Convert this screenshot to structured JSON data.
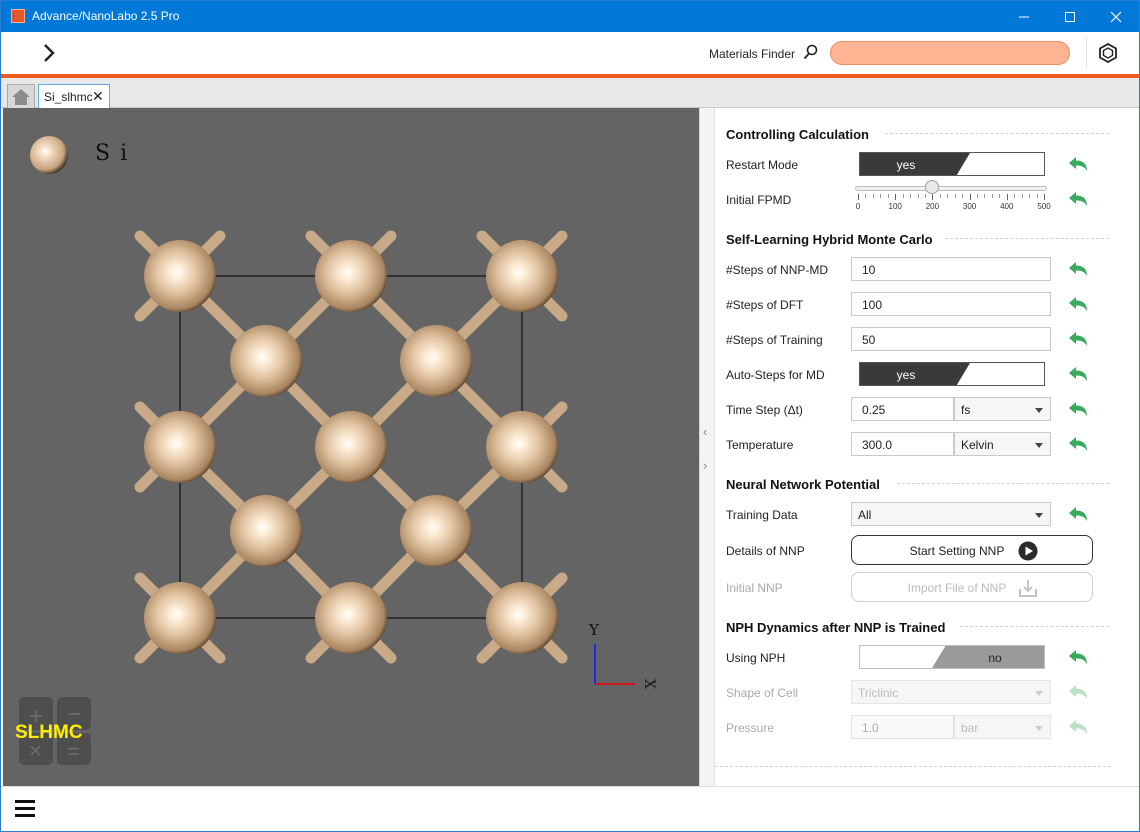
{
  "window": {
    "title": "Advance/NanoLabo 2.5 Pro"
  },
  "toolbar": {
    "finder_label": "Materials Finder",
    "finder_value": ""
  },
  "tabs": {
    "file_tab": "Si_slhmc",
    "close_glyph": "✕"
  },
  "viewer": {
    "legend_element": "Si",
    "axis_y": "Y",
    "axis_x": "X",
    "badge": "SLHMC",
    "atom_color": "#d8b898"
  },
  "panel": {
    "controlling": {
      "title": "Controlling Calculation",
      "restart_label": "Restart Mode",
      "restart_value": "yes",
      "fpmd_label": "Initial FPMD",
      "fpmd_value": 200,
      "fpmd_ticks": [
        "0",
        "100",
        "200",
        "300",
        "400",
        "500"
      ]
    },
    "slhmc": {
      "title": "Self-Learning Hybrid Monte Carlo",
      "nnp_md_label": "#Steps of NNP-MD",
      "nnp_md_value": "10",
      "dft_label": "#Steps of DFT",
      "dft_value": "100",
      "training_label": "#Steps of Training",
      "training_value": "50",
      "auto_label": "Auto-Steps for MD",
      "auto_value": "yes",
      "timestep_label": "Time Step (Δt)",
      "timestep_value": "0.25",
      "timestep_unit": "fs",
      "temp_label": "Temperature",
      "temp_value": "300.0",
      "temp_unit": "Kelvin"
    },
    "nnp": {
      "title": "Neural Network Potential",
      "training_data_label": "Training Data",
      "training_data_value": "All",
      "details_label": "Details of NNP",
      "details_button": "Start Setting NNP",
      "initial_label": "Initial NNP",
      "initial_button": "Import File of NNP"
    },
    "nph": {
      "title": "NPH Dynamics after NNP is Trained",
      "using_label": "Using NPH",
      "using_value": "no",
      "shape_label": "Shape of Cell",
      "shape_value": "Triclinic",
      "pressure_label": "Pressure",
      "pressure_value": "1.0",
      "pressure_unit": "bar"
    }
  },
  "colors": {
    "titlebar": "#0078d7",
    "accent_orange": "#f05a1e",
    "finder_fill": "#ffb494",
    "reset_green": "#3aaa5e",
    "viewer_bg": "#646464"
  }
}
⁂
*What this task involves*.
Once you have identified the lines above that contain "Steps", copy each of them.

*Result of this task*.
      "nnp_md_label": "#Steps of NNP-MD",
      "dft_label": "#Steps of DFT",
      "training_label": "#Steps of Training",
      "auto_label": "Auto-Steps for MD",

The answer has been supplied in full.